This is the album that quite possibly defined most alternative bands in the 90s and later. From Nirvana to King Gizz, has been, consciously or not, ripping off this marvellous doble album. Seventy minutes of noisy, chaotic and energetic rock n’ roll that is simply the finest (without any question) piece of music released in that awful era that was the 1980s.

Teenage Riot, the opening track starts off quite dreamy, with Kim Gordon mumbling something in the backgroud for over a minute, and then a riff kicks in. THAT RIFF. No one managed to sound so cool ever since. Moore and Ranaldo compliment each other perfectly, with the latter’s more melodic style sort of neutralising Thurston’s fierce agression.

What’s even more impressive are the melodies – memorable and catchy, but without damaging the rebellious nature of the songs. Silver Rocket or Total Trash are just so well written that even the middle parts of these songs, dissonant and instrumental, can’t destroy the accessibilty.

The album is over an hour long, but it doesn’t really feel that long – well written tunes, great skills, three vocalists with radically different singing styles – not a single song feels boring or forced – even Providence seems like it’s supposed to be there. While Sonic Youth’s career has many highlights, this is the go-to album if you want to start listening to them. An impressive record, true masterpiece, whose impact can still be felt in modern music.

Classic Albums: My Bloody Valentine – Loveless


“Don’t judge a book by its cover” they say.

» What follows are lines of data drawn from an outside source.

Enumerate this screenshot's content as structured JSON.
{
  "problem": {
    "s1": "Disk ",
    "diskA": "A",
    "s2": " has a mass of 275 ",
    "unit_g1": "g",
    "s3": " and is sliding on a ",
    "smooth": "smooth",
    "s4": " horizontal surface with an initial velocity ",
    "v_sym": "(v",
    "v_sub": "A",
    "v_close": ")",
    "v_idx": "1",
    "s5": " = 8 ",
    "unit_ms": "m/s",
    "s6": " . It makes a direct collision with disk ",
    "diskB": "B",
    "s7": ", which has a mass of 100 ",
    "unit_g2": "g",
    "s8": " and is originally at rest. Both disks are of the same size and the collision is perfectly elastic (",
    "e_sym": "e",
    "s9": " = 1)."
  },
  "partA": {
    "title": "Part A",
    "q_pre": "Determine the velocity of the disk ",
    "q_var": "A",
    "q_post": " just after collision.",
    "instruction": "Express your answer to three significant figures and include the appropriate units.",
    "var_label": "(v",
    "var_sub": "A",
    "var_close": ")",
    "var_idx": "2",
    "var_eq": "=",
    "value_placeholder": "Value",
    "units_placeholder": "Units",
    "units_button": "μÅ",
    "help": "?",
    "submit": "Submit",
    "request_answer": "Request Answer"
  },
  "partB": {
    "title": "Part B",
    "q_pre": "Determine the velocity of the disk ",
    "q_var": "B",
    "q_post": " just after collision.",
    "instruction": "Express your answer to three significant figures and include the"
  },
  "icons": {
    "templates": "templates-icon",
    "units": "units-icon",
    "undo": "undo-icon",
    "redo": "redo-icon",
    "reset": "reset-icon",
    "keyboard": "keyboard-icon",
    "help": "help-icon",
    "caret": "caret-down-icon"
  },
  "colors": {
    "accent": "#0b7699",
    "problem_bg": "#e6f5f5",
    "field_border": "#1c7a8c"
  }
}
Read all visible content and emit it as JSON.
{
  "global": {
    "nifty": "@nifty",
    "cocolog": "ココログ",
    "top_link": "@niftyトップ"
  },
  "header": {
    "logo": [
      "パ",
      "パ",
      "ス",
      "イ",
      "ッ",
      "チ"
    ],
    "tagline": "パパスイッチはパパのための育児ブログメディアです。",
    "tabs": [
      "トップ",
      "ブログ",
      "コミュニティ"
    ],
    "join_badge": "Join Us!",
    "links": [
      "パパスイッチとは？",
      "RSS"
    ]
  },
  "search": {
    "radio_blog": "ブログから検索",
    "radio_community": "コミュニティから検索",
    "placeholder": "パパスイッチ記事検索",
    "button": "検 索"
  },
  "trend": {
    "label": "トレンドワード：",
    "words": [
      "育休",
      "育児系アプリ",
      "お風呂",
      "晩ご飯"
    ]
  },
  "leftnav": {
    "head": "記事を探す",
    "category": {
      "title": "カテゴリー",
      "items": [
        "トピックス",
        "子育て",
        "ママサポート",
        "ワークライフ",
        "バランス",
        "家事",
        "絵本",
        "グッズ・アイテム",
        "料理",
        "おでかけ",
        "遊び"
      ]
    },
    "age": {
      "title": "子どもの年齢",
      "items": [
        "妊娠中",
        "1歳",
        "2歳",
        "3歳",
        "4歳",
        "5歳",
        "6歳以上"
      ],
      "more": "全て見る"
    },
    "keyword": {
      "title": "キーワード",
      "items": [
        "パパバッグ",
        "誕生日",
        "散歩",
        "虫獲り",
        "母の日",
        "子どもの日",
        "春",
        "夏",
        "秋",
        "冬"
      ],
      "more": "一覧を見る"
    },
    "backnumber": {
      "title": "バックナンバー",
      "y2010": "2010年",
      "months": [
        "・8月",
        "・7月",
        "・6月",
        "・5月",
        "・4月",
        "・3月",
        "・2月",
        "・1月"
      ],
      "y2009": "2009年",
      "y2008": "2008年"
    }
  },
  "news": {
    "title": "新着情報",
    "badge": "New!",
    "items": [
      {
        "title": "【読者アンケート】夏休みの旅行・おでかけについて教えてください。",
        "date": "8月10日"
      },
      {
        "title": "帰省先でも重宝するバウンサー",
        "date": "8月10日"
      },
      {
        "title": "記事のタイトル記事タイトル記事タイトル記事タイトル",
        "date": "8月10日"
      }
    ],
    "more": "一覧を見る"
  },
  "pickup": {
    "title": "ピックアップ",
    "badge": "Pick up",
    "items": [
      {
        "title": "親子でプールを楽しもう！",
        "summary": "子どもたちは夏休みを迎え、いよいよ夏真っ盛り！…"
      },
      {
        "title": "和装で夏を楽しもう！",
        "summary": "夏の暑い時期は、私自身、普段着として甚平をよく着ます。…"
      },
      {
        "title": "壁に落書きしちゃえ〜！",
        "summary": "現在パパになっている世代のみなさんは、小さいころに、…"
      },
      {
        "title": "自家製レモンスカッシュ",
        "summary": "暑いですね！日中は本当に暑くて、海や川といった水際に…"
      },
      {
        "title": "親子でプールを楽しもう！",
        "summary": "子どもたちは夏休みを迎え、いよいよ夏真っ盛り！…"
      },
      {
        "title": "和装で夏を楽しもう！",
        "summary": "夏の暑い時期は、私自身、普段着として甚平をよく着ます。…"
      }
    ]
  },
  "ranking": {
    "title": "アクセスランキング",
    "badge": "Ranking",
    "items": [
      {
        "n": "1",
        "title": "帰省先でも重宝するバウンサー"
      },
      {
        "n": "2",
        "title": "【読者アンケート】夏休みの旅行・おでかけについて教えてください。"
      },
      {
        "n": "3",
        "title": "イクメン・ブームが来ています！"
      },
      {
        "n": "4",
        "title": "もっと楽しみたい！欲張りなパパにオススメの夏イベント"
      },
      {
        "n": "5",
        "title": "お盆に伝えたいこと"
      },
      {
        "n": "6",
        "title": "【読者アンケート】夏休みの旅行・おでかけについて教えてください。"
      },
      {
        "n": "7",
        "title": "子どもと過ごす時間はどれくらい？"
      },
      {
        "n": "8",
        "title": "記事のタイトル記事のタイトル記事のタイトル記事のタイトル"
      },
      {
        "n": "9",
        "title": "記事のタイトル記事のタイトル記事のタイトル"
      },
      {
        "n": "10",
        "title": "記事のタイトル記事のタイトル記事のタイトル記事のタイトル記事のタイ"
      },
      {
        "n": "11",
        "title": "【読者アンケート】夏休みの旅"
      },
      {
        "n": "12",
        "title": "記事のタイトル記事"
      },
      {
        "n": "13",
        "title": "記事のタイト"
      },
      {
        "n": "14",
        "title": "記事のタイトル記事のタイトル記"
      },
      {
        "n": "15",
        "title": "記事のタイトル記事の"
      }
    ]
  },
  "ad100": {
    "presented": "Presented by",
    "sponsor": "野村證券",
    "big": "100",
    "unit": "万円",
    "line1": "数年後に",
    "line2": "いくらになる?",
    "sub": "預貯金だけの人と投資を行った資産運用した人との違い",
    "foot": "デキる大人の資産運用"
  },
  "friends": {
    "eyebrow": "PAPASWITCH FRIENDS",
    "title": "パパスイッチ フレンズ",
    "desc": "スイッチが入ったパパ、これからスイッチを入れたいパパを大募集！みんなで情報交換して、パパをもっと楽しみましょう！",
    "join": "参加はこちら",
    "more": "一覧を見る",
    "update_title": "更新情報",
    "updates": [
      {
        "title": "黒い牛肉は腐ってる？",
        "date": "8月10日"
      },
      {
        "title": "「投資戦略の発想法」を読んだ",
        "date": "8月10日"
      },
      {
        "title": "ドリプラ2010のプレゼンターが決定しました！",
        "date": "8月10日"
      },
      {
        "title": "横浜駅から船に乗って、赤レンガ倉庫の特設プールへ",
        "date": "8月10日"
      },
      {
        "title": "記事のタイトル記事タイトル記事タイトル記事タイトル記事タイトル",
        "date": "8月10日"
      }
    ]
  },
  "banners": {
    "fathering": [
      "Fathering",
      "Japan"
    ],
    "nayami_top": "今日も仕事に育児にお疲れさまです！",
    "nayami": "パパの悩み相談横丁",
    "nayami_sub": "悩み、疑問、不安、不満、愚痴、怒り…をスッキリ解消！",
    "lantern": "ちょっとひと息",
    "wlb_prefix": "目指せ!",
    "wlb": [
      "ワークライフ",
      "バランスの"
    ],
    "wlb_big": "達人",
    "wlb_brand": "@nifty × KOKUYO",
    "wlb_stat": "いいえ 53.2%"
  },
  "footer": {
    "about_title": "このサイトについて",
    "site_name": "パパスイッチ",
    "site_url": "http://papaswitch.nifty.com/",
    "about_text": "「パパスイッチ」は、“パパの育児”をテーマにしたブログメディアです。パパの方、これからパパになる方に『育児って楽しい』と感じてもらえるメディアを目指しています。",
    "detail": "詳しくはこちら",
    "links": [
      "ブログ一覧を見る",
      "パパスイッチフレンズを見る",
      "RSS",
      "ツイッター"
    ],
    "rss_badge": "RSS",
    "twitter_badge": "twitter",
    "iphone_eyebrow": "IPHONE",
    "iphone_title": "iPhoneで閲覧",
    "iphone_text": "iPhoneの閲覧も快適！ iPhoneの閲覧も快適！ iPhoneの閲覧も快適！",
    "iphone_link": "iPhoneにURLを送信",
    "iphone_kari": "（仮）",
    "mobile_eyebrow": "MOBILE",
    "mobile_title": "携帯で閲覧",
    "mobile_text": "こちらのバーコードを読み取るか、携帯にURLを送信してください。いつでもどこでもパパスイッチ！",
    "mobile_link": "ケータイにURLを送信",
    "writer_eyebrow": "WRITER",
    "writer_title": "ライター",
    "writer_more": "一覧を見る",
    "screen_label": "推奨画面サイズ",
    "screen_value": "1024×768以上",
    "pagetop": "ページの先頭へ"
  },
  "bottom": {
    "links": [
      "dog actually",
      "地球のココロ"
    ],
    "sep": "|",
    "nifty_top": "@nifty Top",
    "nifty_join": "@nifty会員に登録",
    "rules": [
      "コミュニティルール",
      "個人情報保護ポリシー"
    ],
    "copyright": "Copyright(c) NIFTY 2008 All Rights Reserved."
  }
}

Well, in case of this legendary Irish band’s sophomore release, the cover really tells you everything you need to know about this record. The image of a blurry guitar drenched in sweet neon pink has become iconic over the years and it perfectly captures the essence of the album: it’s noisy, distorted but also incredibly melodic and warm.

It kicks off with a bang: Only Shallow starts with a quick drum beat followed by a MASSIVE riff accompanied by another guitar making a noise that sounds like something between a vacuum cleaner and an elephant. This part acts like a chorus on this song, while the verses are much more delicate, with Bilinda Butcher’s distant, ethereal vocals.

I could go on and describe all the songs here, but it’s hard to really capture what this is about – it’s an album you have to experience on your own. Multiple layers of guitars, incredibly complex production, dreamy, hazy vocals by both Butcher and Kevin Shields, the main man behind this masterpiece – it all adds to how dense and atmospheric this album is.

From the beginning to the closing track Soon (which echoes a bit of Stone Roses in the rhythm) it’s a wonderful, spiritual experience of an album. It only takes one listen to completely fall in love.